The AHA Workforce Center is surveying hospital CEOs to learn more about how their organizations are training and implementing interdisciplinary care teams. Results will be compared with 2013 baseline data and used to inform AHA workforce strategies as they relate to new care delivery models. A link to the online survey was emailed to all hospital CEOs April 2 and will be active until May 2. For more information, contact Veronika Riley at vriley@aha.org.
AHA urges CMS to revise proposed consumer assister requirements   04/21/2014
AHA today expressed concern with the Centers for Medicare & Medicaid Services’ proposed new requirements for consumer assistance entities beginning in 2015 under the Affordable Care Act, which would establish Civil Money Penalties for any breach of federal rules by any party. “The establishment of CMPs is an extreme response when applied to all applicable federal rules, especially when other compliance enforcement mechanisms already exist,” wrote Linda Fishman, AHA senior vice president of public policy analysis and development. “The AHA believes applying CMPs to individual and institutional assisters, especially voluntary [Certified Application Counselors], would have a chilling effect on some hospitals continuing to serve in that role.” Fishman urged CMS “to reconsider application of CMPs to voluntary assisters, and limit CMPs in general to egregious violations of selected requirements in which there are no other enforcement mechanisms already in place.” The letter also suggests improvements to the proposed rule’s standards for the Transitional Reinsurance Program and Temporary Risk Corridor Program, among other changes. 
HFMA webinar tomorrow on health care price transparency   04/21/2014
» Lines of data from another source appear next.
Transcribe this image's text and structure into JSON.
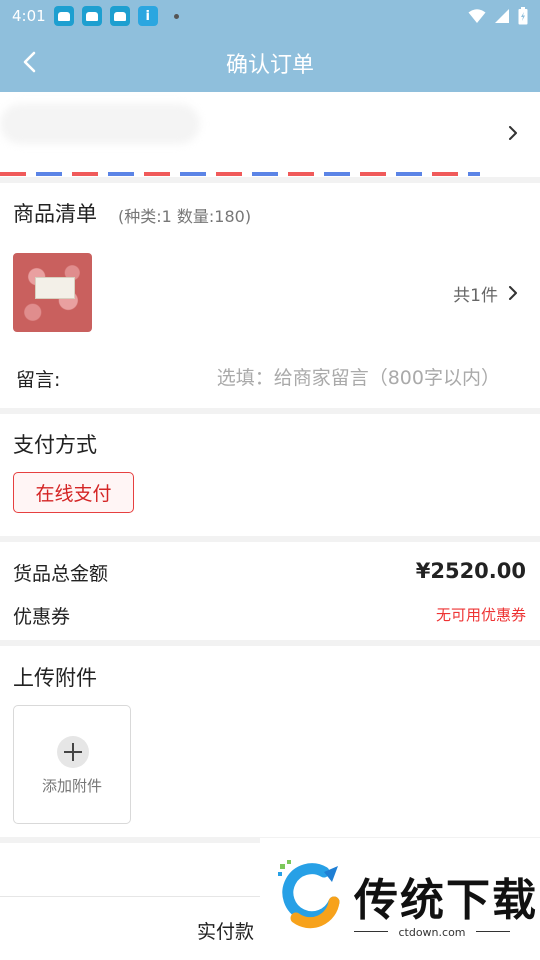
{
  "status_bar": {
    "time": "4:01",
    "info_icon": "i"
  },
  "header": {
    "title": "确认订单"
  },
  "goods": {
    "title": "商品清单",
    "summary": "(种类:1 数量:180)",
    "count_prefix": "共",
    "count": "1",
    "count_suffix": "件"
  },
  "remark": {
    "label": "留言:",
    "placeholder": "选填：给商家留言（800字以内）",
    "value": ""
  },
  "payment": {
    "title": "支付方式",
    "option": "在线支付"
  },
  "amounts": {
    "total_label": "货品总金额",
    "total_value": "¥2520.00",
    "coupon_label": "优惠券",
    "coupon_value": "无可用优惠券"
  },
  "attachment": {
    "title": "上传附件",
    "add_label": "添加附件"
  },
  "bottom_bar": {
    "pay_label": "实付款"
  },
  "watermark": {
    "name": "传统下载",
    "url": "ctdown.com"
  },
  "colors": {
    "header_bg": "#8fbfdc",
    "accent_red": "#e64040",
    "airmail_red": "#f05a5a",
    "airmail_blue": "#5b84e6"
  },
  "icons": [
    "back-arrow-icon",
    "chevron-right-icon",
    "plus-icon",
    "wifi-icon",
    "signal-icon",
    "battery-icon",
    "car-app-icon",
    "info-app-icon"
  ]
}
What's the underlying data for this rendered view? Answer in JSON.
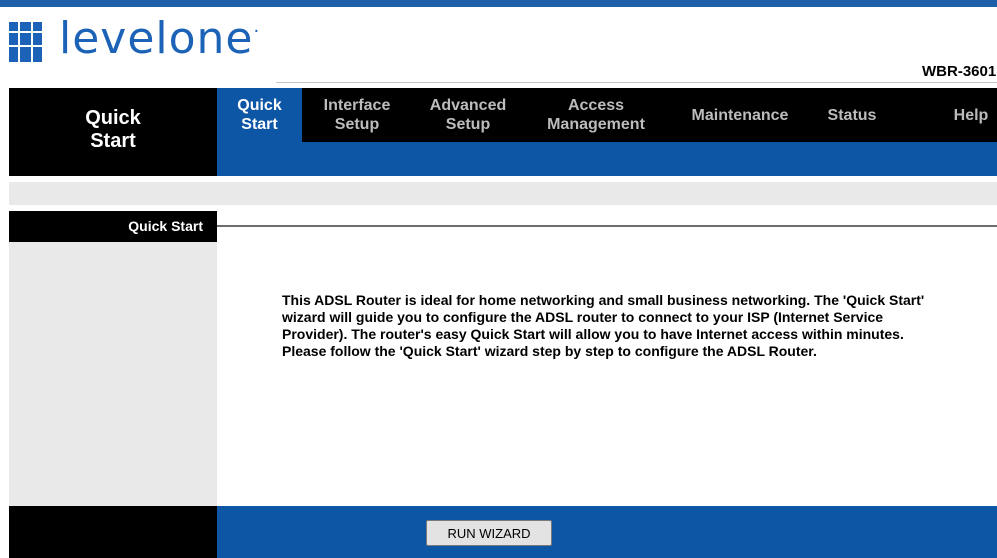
{
  "brand": {
    "logo_text": "levelone",
    "logo_dot": "·",
    "model": "WBR-3601"
  },
  "nav": {
    "section_title": "Quick Start",
    "tabs": [
      {
        "label": "Quick Start",
        "active": true
      },
      {
        "label": "Interface Setup",
        "active": false
      },
      {
        "label": "Advanced Setup",
        "active": false
      },
      {
        "label": "Access Management",
        "active": false
      },
      {
        "label": "Maintenance",
        "active": false
      },
      {
        "label": "Status",
        "active": false
      },
      {
        "label": "Help",
        "active": false
      }
    ]
  },
  "content": {
    "section_label": "Quick Start",
    "description": "This ADSL Router is ideal for home networking and small business networking. The 'Quick Start' wizard will guide you to configure the ADSL router to connect to your ISP (Internet Service Provider). The router's easy Quick Start will allow you to have Internet access within minutes. Please follow the 'Quick Start' wizard step by step to configure the ADSL Router."
  },
  "footer": {
    "run_wizard_label": "RUN WIZARD"
  },
  "colors": {
    "brand_blue": "#1c63b7",
    "nav_blue": "#0d56a6",
    "nav_black": "#000000",
    "panel_gray": "#e9e9e9"
  },
  "icons": {
    "logo": "levelone-logo-icon"
  }
}
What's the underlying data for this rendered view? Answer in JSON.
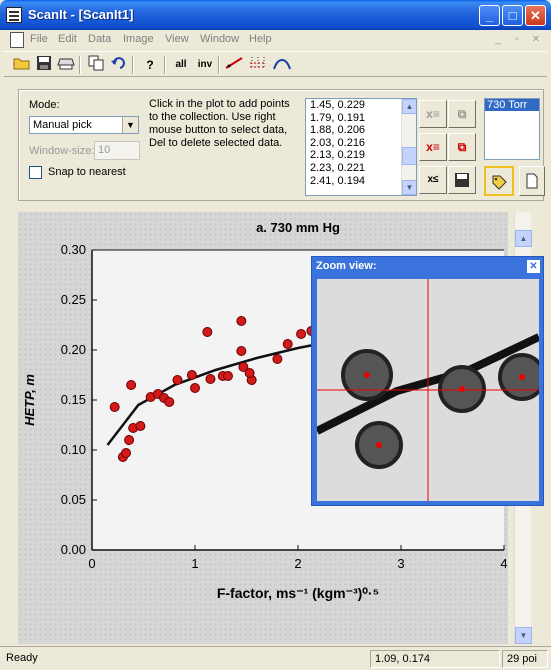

The Healthcare Financial Management Association will host a webinar tomorrow on new price transparency recommendations for health plans, health care providers and others, released last week by a task force whose members include the AHA. The webinar will review the task force recommendations and guide to help consumers estimate the cost of care, and present examples of organizations that are leading the way toward improved price transparency. For more information or to register, click here. Online registration is open today until midnight CT. To register tomorrow, call 800-252-4362, ext. 2 by 1 p.m. CT. The webinar also will be available for viewing on-demand after the event.    
IV saline and other drug shortages are FDA priority, agency tells AHA   04/21/2014
The Food and Drug Administration does not have the authority to require a manufacturer to make a product or direct a manufacturer’s business decisions about manufacturing capacity, but “will take every action within its authority to help alleviate the shortage of IV saline and other drugs and increase supplies in the marketplace,” FDA Commissioner Margaret Hamburg, M.D., told AHA today. “Please be assured that the prevention and mitigation of drug shortages is a key priority for FDA,” Hamburg said in a letter to AHA Executive Vice President Rick Pollack. She said the agency “will continue to work with manufacturers, providers, patients, patient advocates, and other stakeholders to protect patients and identify solutions to this serious problem.” Pollack last month urged the agency to vigorously pursue additional supplies and suppliers of normal saline and other intravenous fluids that are fundamental to patient care in hospitals, to ease the severe, long-standing shortage of these products and prevent future shortages. For IV fluid conservation strategies, see the AHA’s March 20 Quality Advisory for members.